_YOUR OBJECTIVE_.
Every record must be written out once more, with nothing added or omitted.

_RECORDS FOR THIS TASK_.
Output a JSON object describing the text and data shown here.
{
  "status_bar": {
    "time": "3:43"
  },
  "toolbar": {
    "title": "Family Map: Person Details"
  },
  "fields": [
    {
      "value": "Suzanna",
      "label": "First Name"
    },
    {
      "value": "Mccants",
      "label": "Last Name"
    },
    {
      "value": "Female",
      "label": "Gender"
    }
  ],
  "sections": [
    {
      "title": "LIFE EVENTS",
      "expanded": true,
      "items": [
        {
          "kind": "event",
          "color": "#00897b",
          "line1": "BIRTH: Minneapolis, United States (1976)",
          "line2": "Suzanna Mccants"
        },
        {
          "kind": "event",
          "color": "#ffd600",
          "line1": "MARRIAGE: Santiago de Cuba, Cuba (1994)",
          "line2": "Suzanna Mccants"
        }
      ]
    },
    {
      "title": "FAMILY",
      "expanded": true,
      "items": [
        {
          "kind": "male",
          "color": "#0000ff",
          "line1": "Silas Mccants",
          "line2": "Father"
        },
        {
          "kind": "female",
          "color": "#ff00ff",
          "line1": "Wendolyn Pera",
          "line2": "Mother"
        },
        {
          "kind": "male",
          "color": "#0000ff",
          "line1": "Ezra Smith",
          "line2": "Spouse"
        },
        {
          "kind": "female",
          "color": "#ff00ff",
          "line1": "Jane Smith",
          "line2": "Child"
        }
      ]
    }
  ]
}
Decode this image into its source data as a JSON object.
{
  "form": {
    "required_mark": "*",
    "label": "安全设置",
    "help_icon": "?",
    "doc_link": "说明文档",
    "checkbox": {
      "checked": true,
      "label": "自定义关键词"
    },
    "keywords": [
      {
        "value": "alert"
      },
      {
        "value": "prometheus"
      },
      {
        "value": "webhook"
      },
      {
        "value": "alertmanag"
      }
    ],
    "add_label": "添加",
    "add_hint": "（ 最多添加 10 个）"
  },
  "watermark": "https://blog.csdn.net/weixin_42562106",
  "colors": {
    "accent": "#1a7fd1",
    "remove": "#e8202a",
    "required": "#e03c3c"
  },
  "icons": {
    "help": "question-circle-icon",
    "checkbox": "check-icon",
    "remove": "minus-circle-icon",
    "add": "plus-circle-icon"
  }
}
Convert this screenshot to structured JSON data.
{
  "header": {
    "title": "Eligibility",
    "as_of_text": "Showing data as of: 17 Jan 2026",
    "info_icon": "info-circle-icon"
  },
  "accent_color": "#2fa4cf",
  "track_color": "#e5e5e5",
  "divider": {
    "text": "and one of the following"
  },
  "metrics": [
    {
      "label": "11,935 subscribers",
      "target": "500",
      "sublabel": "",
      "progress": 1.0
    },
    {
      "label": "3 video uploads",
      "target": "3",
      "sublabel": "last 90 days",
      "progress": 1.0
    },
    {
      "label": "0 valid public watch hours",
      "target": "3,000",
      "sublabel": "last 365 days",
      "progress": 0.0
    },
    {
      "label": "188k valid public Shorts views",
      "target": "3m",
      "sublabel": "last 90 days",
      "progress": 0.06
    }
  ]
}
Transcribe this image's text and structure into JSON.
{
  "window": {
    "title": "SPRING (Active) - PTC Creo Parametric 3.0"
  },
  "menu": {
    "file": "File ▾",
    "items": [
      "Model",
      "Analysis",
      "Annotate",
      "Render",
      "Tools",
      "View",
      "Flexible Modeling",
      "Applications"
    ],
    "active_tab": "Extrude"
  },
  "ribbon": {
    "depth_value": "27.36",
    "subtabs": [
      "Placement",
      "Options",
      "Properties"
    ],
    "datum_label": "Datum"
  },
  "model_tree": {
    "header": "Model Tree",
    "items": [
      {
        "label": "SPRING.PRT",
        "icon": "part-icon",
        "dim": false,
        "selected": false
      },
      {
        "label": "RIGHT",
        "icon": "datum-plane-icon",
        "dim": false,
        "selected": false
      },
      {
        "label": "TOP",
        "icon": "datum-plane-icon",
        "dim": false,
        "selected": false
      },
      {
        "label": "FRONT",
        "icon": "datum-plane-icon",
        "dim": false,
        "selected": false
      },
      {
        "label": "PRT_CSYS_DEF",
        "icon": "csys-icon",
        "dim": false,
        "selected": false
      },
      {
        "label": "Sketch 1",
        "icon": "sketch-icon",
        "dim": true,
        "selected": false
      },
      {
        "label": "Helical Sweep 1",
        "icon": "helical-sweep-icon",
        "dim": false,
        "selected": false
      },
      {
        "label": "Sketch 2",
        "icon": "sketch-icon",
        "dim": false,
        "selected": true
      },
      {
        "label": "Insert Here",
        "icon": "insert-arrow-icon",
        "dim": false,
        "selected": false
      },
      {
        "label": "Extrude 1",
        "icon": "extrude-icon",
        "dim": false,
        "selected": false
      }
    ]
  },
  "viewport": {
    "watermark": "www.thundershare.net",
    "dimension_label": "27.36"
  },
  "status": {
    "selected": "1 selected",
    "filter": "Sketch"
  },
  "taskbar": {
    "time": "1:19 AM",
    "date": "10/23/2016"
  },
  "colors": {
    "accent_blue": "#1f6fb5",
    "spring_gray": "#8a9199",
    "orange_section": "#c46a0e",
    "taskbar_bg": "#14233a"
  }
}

_WORKED SOLUTION_.
Output a JSON object describing the text and data shown here.
{
  "status_bar": {
    "time": "3:43"
  },
  "toolbar": {
    "title": "Family Map: Person Details"
  },
  "fields": [
    {
      "value": "Suzanna",
      "label": "First Name"
    },
    {
      "value": "Mccants",
      "label": "Last Name"
    },
    {
      "value": "Female",
      "label": "Gender"
    }
  ],
  "sections": [
    {
      "title": "LIFE EVENTS",
      "expanded": true,
      "items": [
        {
          "kind": "event",
          "color": "#00897b",
          "line1": "BIRTH: Minneapolis, United States (1976)",
          "line2": "Suzanna Mccants"
        },
        {
          "kind": "event",
          "color": "#ffd600",
          "line1": "MARRIAGE: Santiago de Cuba, Cuba (1994)",
          "line2": "Suzanna Mccants"
        }
      ]
    },
    {
      "title": "FAMILY",
      "expanded": true,
      "items": [
        {
          "kind": "male",
          "color": "#0000ff",
          "line1": "Silas Mccants",
          "line2": "Father"
        },
        {
          "kind": "female",
          "color": "#ff00ff",
          "line1": "Wendolyn Pera",
          "line2": "Mother"
        },
        {
          "kind": "male",
          "color": "#0000ff",
          "line1": "Ezra Smith",
          "line2": "Spouse"
        },
        {
          "kind": "female",
          "color": "#ff00ff",
          "line1": "Jane Smith",
          "line2": "Child"
        }
      ]
    }
  ]
}
Decode this image into its source data as a JSON object.
{
  "form": {
    "required_mark": "*",
    "label": "安全设置",
    "help_icon": "?",
    "doc_link": "说明文档",
    "checkbox": {
      "checked": true,
      "label": "自定义关键词"
    },
    "keywords": [
      {
        "value": "alert"
      },
      {
        "value": "prometheus"
      },
      {
        "value": "webhook"
      },
      {
        "value": "alertmanag"
      }
    ],
    "add_label": "添加",
    "add_hint": "（ 最多添加 10 个）"
  },
  "watermark": "https://blog.csdn.net/weixin_42562106",
  "colors": {
    "accent": "#1a7fd1",
    "remove": "#e8202a",
    "required": "#e03c3c"
  },
  "icons": {
    "help": "question-circle-icon",
    "checkbox": "check-icon",
    "remove": "minus-circle-icon",
    "add": "plus-circle-icon"
  }
}
Convert this screenshot to structured JSON data.
{
  "header": {
    "title": "Eligibility",
    "as_of_text": "Showing data as of: 17 Jan 2026",
    "info_icon": "info-circle-icon"
  },
  "accent_color": "#2fa4cf",
  "track_color": "#e5e5e5",
  "divider": {
    "text": "and one of the following"
  },
  "metrics": [
    {
      "label": "11,935 subscribers",
      "target": "500",
      "sublabel": "",
      "progress": 1.0
    },
    {
      "label": "3 video uploads",
      "target": "3",
      "sublabel": "last 90 days",
      "progress": 1.0
    },
    {
      "label": "0 valid public watch hours",
      "target": "3,000",
      "sublabel": "last 365 days",
      "progress": 0.0
    },
    {
      "label": "188k valid public Shorts views",
      "target": "3m",
      "sublabel": "last 90 days",
      "progress": 0.06
    }
  ]
}
Transcribe this image's text and structure into JSON.
{
  "window": {
    "title": "SPRING (Active) - PTC Creo Parametric 3.0"
  },
  "menu": {
    "file": "File ▾",
    "items": [
      "Model",
      "Analysis",
      "Annotate",
      "Render",
      "Tools",
      "View",
      "Flexible Modeling",
      "Applications"
    ],
    "active_tab": "Extrude"
  },
  "ribbon": {
    "depth_value": "27.36",
    "subtabs": [
      "Placement",
      "Options",
      "Properties"
    ],
    "datum_label": "Datum"
  },
  "model_tree": {
    "header": "Model Tree",
    "items": [
      {
        "label": "SPRING.PRT",
        "icon": "part-icon",
        "dim": false,
        "selected": false
      },
      {
        "label": "RIGHT",
        "icon": "datum-plane-icon",
        "dim": false,
        "selected": false
      },
      {
        "label": "TOP",
        "icon": "datum-plane-icon",
        "dim": false,
        "selected": false
      },
      {
        "label": "FRONT",
        "icon": "datum-plane-icon",
        "dim": false,
        "selected": false
      },
      {
        "label": "PRT_CSYS_DEF",
        "icon": "csys-icon",
        "dim": false,
        "selected": false
      },
      {
        "label": "Sketch 1",
        "icon": "sketch-icon",
        "dim": true,
        "selected": false
      },
      {
        "label": "Helical Sweep 1",
        "icon": "helical-sweep-icon",
        "dim": false,
        "selected": false
      },
      {
        "label": "Sketch 2",
        "icon": "sketch-icon",
        "dim": false,
        "selected": true
      },
      {
        "label": "Insert Here",
        "icon": "insert-arrow-icon",
        "dim": false,
        "selected": false
      },
      {
        "label": "Extrude 1",
        "icon": "extrude-icon",
        "dim": false,
        "selected": false
      }
    ]
  },
  "viewport": {
    "watermark": "www.thundershare.net",
    "dimension_label": "27.36"
  },
  "status": {
    "selected": "1 selected",
    "filter": "Sketch"
  },
  "taskbar": {
    "time": "1:19 AM",
    "date": "10/23/2016"
  },
  "colors": {
    "accent_blue": "#1f6fb5",
    "spring_gray": "#8a9199",
    "orange_section": "#c46a0e",
    "taskbar_bg": "#14233a"
  }
}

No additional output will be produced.